Antonia Abbey, PhD—Sexual Assault Prevention

Member Highlight—April 2015

  • Antonia Abbey, PhD (aabbey@wayne.edu)
    • Professor, Department of Psychology, Wayne State University

What is the focus of your injury research and what are you currently working on?

I am broadly interested in understanding the causes of men’s sexual aggression against women, with an emphasis on how alcohol interacts with personality, attitudes, and past experience to increase some men’s likelihood of being sexually aggressive.  I go back and forth in my research between surveys and experiments.  With surveys, we can ask people about their experiences of sexual aggression and we find high rates reported in college and community samples.
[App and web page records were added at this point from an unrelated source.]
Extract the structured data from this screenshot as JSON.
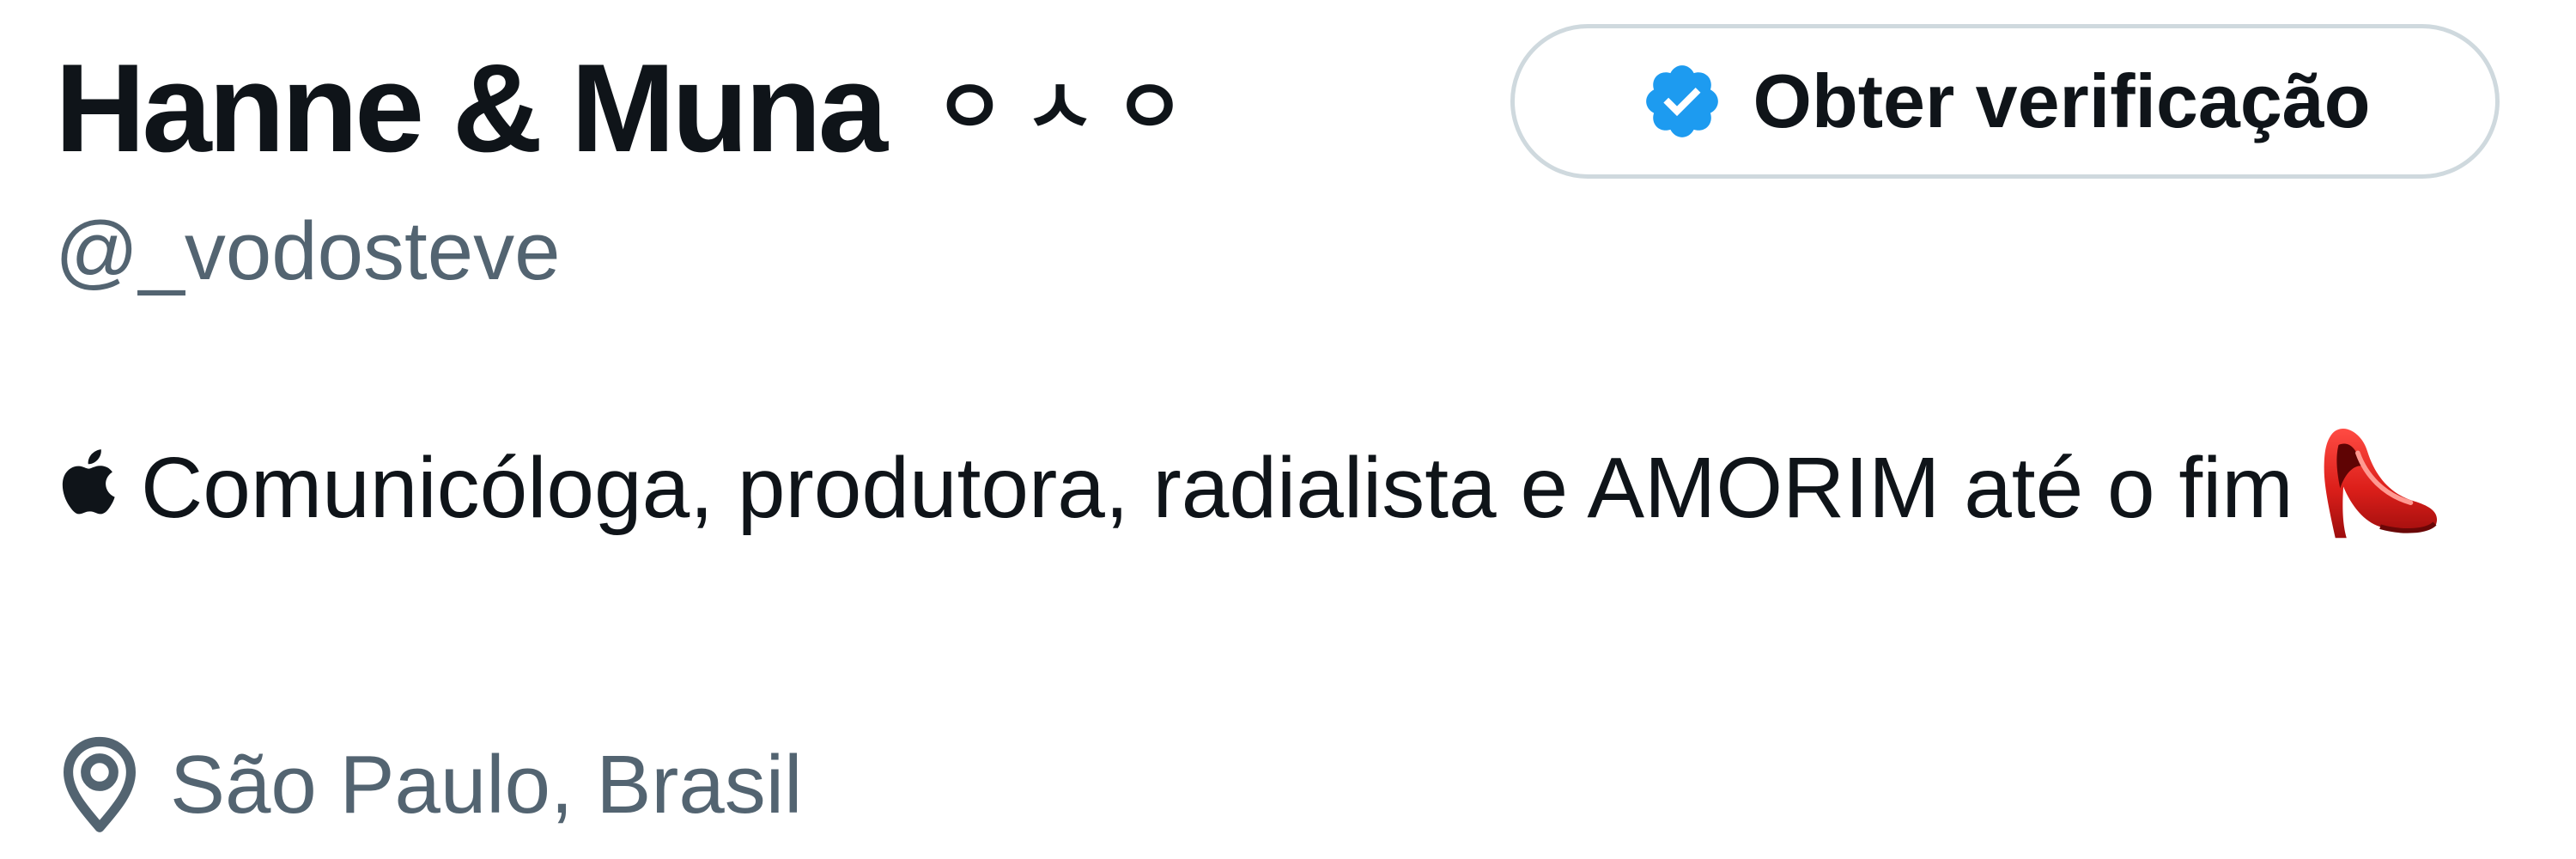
{
  "profile": {
    "display_name": "Hanne & Muna",
    "name_symbols": "ㅇㅅㅇ",
    "verify_button_label": "Obter verificação",
    "handle": "@_vodosteve",
    "bio_part1": "Comunicóloga, produtora, radialista e AMORIM até o fim",
    "bio_leading_icon": "apple-icon",
    "bio_trailing_icon": "high-heel-shoe-icon",
    "location": "São Paulo, Brasil",
    "location_icon": "location-pin-icon"
  },
  "colors": {
    "primary_text": "#0f1419",
    "secondary_text": "#536471",
    "verified_blue": "#1d9bf0",
    "button_border": "#cfd9de"
  }
}
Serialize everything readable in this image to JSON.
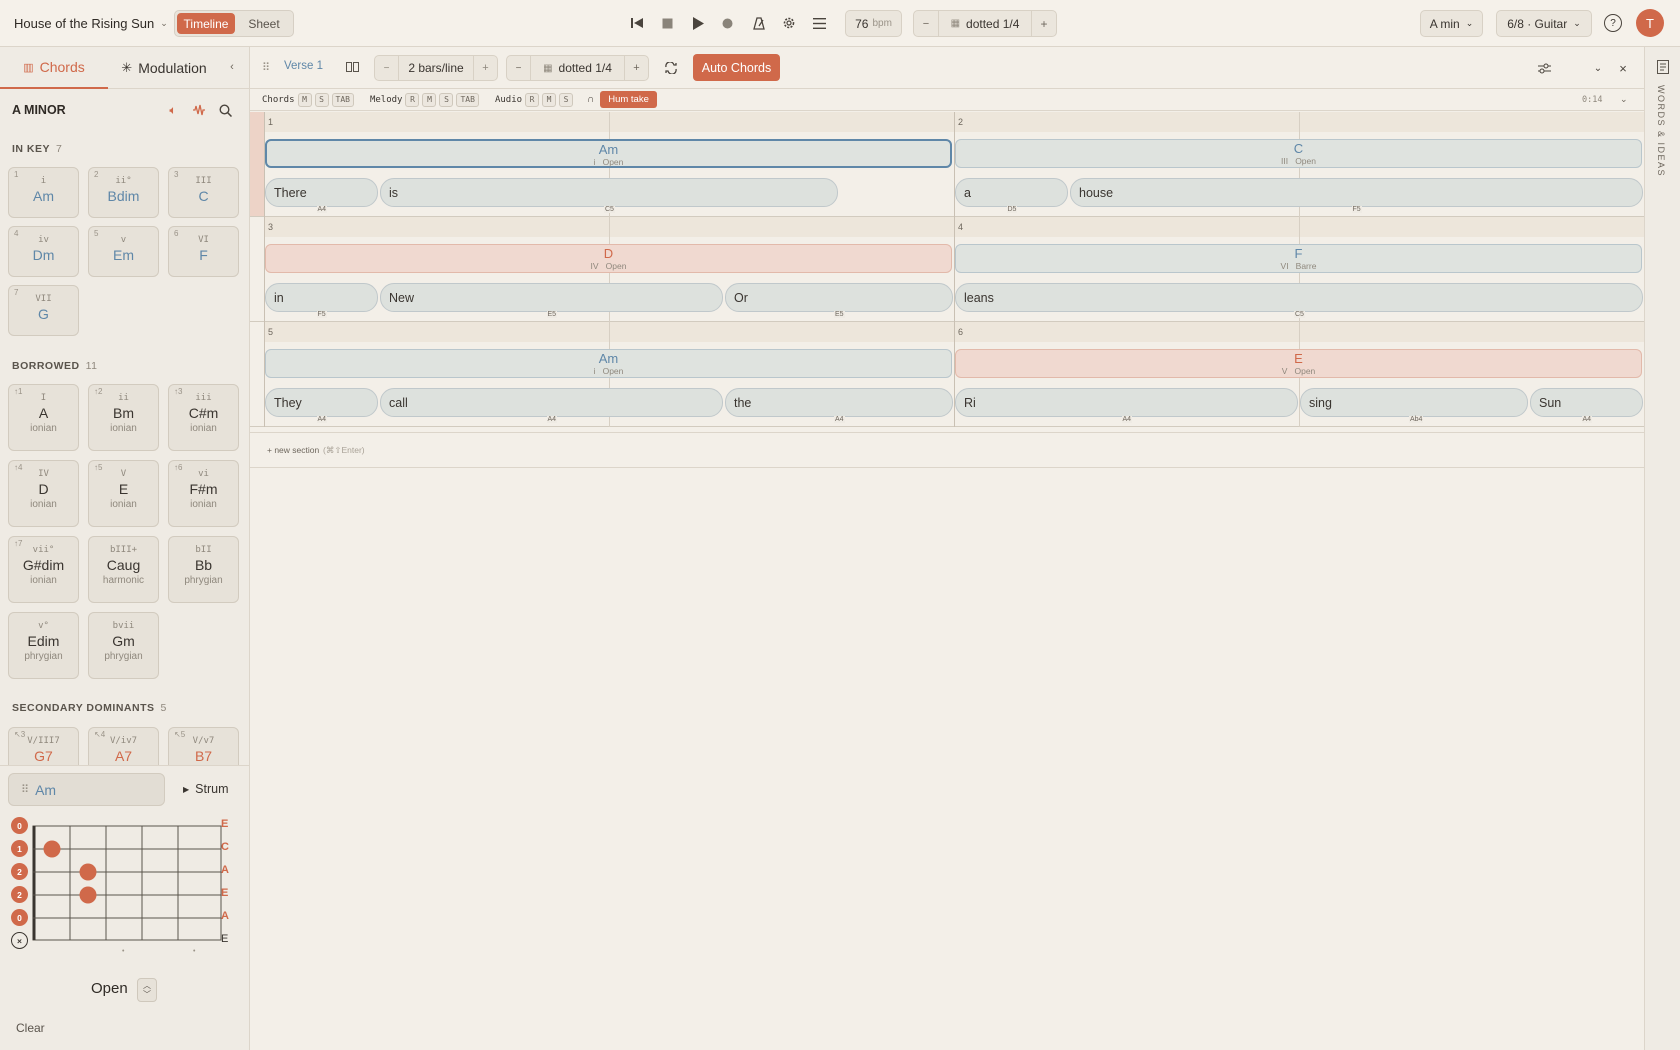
{
  "topbar": {
    "song_title": "House of the Rising Sun",
    "views": [
      "Timeline",
      "Sheet"
    ],
    "tempo_value": "76",
    "tempo_unit": "bpm",
    "grid": "dotted 1/4",
    "minus": "−",
    "plus": "+",
    "key": "A min",
    "meter_instrument": "6/8 · Guitar",
    "avatar": "T"
  },
  "sidebar": {
    "tabs": [
      "Chords",
      "Modulation"
    ],
    "key_title": "A MINOR",
    "in_key": {
      "title": "IN KEY",
      "count": "7",
      "chords": [
        {
          "n": "1",
          "r": "i",
          "c": "Am"
        },
        {
          "n": "2",
          "r": "ii°",
          "c": "Bdim"
        },
        {
          "n": "3",
          "r": "III",
          "c": "C"
        },
        {
          "n": "4",
          "r": "iv",
          "c": "Dm"
        },
        {
          "n": "5",
          "r": "v",
          "c": "Em"
        },
        {
          "n": "6",
          "r": "VI",
          "c": "F"
        },
        {
          "n": "7",
          "r": "VII",
          "c": "G"
        }
      ]
    },
    "borrowed": {
      "title": "BORROWED",
      "count": "11",
      "chords": [
        {
          "n": "↑1",
          "r": "I",
          "c": "A",
          "m": "ionian"
        },
        {
          "n": "↑2",
          "r": "ii",
          "c": "Bm",
          "m": "ionian"
        },
        {
          "n": "↑3",
          "r": "iii",
          "c": "C#m",
          "m": "ionian"
        },
        {
          "n": "↑4",
          "r": "IV",
          "c": "D",
          "m": "ionian"
        },
        {
          "n": "↑5",
          "r": "V",
          "c": "E",
          "m": "ionian"
        },
        {
          "n": "↑6",
          "r": "vi",
          "c": "F#m",
          "m": "ionian"
        },
        {
          "n": "↑7",
          "r": "vii°",
          "c": "G#dim",
          "m": "ionian"
        },
        {
          "n": "",
          "r": "bIII+",
          "c": "Caug",
          "m": "harmonic"
        },
        {
          "n": "",
          "r": "bII",
          "c": "Bb",
          "m": "phrygian"
        },
        {
          "n": "",
          "r": "v°",
          "c": "Edim",
          "m": "phrygian"
        },
        {
          "n": "",
          "r": "bvii",
          "c": "Gm",
          "m": "phrygian"
        }
      ]
    },
    "secondary": {
      "title": "SECONDARY DOMINANTS",
      "count": "5",
      "chords": [
        {
          "n": "↖3",
          "r": "V/III7",
          "c": "G7"
        },
        {
          "n": "↖4",
          "r": "V/iv7",
          "c": "A7"
        },
        {
          "n": "↖5",
          "r": "V/v7",
          "c": "B7"
        }
      ]
    },
    "selected_chord": "Am",
    "strum_label": "Strum",
    "fret_numbers": [
      "0",
      "1",
      "2",
      "2",
      "0",
      "×"
    ],
    "string_notes": [
      "E",
      "C",
      "A",
      "E",
      "A",
      "E"
    ],
    "voicing": "Open",
    "clear": "Clear"
  },
  "toolbar": {
    "section": "Verse 1",
    "bars_per_line": "2 bars/line",
    "grid": "dotted 1/4",
    "auto_chords": "Auto Chords"
  },
  "tracks": {
    "chords_label": "Chords",
    "melody_label": "Melody",
    "audio_label": "Audio",
    "chords_btns": [
      "M",
      "S",
      "TAB"
    ],
    "melody_btns": [
      "R",
      "M",
      "S",
      "TAB"
    ],
    "audio_btns": [
      "R",
      "M",
      "S"
    ],
    "hum_take": "Hum take",
    "time": "0:14"
  },
  "score": {
    "bars": [
      "1",
      "2",
      "3",
      "4",
      "5",
      "6"
    ],
    "chords": [
      {
        "name": "Am",
        "roman": "i",
        "shape": "Open"
      },
      {
        "name": "C",
        "roman": "III",
        "shape": "Open"
      },
      {
        "name": "D",
        "roman": "IV",
        "shape": "Open"
      },
      {
        "name": "F",
        "roman": "VI",
        "shape": "Barre"
      },
      {
        "name": "Am",
        "roman": "i",
        "shape": "Open"
      },
      {
        "name": "E",
        "roman": "V",
        "shape": "Open"
      }
    ],
    "lyrics": [
      {
        "w": "There",
        "n": "A4"
      },
      {
        "w": "is",
        "n": "C5"
      },
      {
        "w": "a",
        "n": "D5"
      },
      {
        "w": "house",
        "n": "F5"
      },
      {
        "w": "in",
        "n": "F5"
      },
      {
        "w": "New",
        "n": "E5"
      },
      {
        "w": "Or",
        "n": "E5"
      },
      {
        "w": "leans",
        "n": "C5"
      },
      {
        "w": "They",
        "n": "A4"
      },
      {
        "w": "call",
        "n": "A4"
      },
      {
        "w": "the",
        "n": "A4"
      },
      {
        "w": "Ri",
        "n": "A4"
      },
      {
        "w": "sing",
        "n": "Ab4"
      },
      {
        "w": "Sun",
        "n": "A4"
      }
    ],
    "new_section": "+ new section",
    "new_section_hint": "(⌘⇧Enter)"
  },
  "right_rail": {
    "label": "WORDS & IDEAS"
  },
  "colors": {
    "accent": "#d0694a",
    "blue": "#5f87a8",
    "bg": "#f3efe8"
  }
}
In experimental research, we can randomly assign participants to drink alcoholic or nonalcoholic beverages under controlled conditions and determine how intoxication affects their responses to various sexual scenarios.  Each method has complementary strengths and limitations, so when the findings converge, we have much more confidence in them.  Currently, I’m developing a virtual reality simulation that can be used in experimental studies.   
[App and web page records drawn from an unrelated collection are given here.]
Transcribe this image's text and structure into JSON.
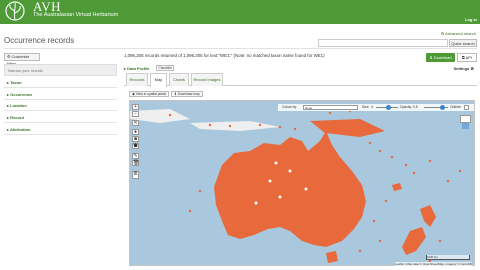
{
  "header": {
    "brand": "AVH",
    "subtitle": "The Australasian Virtual Herbarium",
    "login": "Log in"
  },
  "page": {
    "title": "Occurrence records",
    "advanced_search": "Advanced search",
    "search_placeholder": "",
    "quick_search": "Quick search"
  },
  "sidebar": {
    "customise": "Customise filters",
    "refine": "Narrow your results",
    "facets": [
      "Taxon",
      "Occurrence",
      "Location",
      "Record",
      "Attribution"
    ]
  },
  "results": {
    "summary": "1,096,205 records returned of 1,096,205 for text:\"WE1:\" (Note: no matched taxon name found for WE1)",
    "download": "Download",
    "api": "API",
    "data_profile": "Data Profile",
    "checklist": "Checklist",
    "settings": "Settings"
  },
  "tabs": [
    "Records",
    "Map",
    "Charts",
    "Record images"
  ],
  "map": {
    "view_spatial": "View in spatial portal",
    "download_map": "Download map",
    "colour_by_label": "Colour by:",
    "colour_by_value": "None",
    "size_label": "Size:",
    "size_value": "4",
    "opacity_label": "Opacity:",
    "opacity_value": "0.8",
    "outline_label": "Outline:",
    "scale_text": "1000 km",
    "attribution": "Leaflet | Map data © OpenStreetMap, imagery © CartoDB",
    "colors": {
      "points": "#e8693c",
      "water": "#a9c8de",
      "land": "#efefef"
    }
  }
}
Click here to view Dr. Abbey’s WSU profile.

Why are you most interested in this area of research?

My training is in social psychology and I’ve always been fascinated by the interplay between the individual and the social environment. Most people are not aware of how much their behavior is influenced by subtle environmental and social cues. The current focus on bystander intervention in sexual assault prevention highlights this phenomenon. If enough people speak up when they see sexual harassment (on campus, at parties, at work, etc.), then social norms and behavior are likely to begin to change. 
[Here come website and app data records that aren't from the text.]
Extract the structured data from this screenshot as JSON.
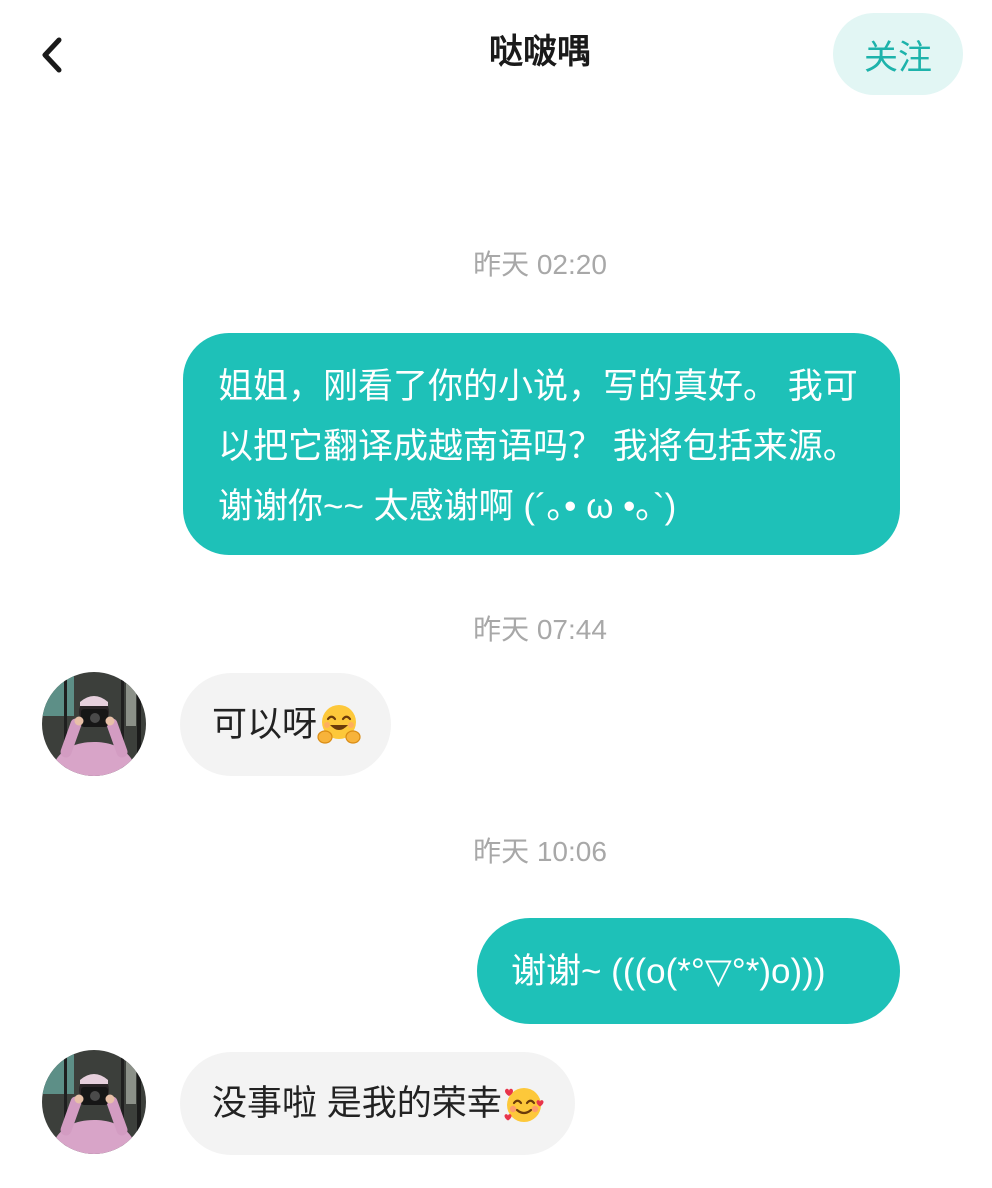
{
  "header": {
    "back_icon": "chevron-left-icon",
    "title": "哒啵喁",
    "follow_label": "关注"
  },
  "colors": {
    "accent": "#1ec1b8",
    "follow_bg": "#e2f6f4",
    "follow_text": "#1db3ab",
    "incoming_bg": "#f3f3f3",
    "timestamp": "#a8a8a8",
    "text": "#222222"
  },
  "chat": {
    "groups": [
      {
        "timestamp": "昨天 02:20",
        "messages": [
          {
            "outgoing": true,
            "text": "姐姐，刚看了你的小说，写的真好。 我可以把它翻译成越南语吗？ 我将包括来源。 谢谢你~~ 太感谢啊 (´｡• ω •｡`)"
          }
        ]
      },
      {
        "timestamp": "昨天 07:44",
        "messages": [
          {
            "outgoing": false,
            "avatar_icon": "avatar-photo",
            "text": "可以呀",
            "emoji_icon": "hugging-face-emoji"
          }
        ]
      },
      {
        "timestamp": "昨天 10:06",
        "messages": [
          {
            "outgoing": true,
            "text": "谢谢~ (((o(*°▽°*)o)))"
          },
          {
            "outgoing": false,
            "avatar_icon": "avatar-photo",
            "text": "没事啦 是我的荣幸",
            "emoji_icon": "smiling-face-with-hearts-emoji"
          }
        ]
      }
    ]
  }
}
What are the practical implications for your research?

Several recent studies by my research team and others demonstrate that there are different trajectories of perpetration over time: some men start in adolescence and continue in young adulthood, some start in adolescence and stop, while some don’t start until young adulthood. Determining the risk and protective factors associated with these different patterns has practical implications for developing prevention and treatment programs. We need more of these studies, but they suggest that hostile attitudes toward women, peer norms that encourage sexual objectification of women, alcohol expectancies, heavy drinking, and casual sexual attitudes and behaviors are potential targets for interventions.  

Publication Date: 
Monday, March 30, 2015
Article Type: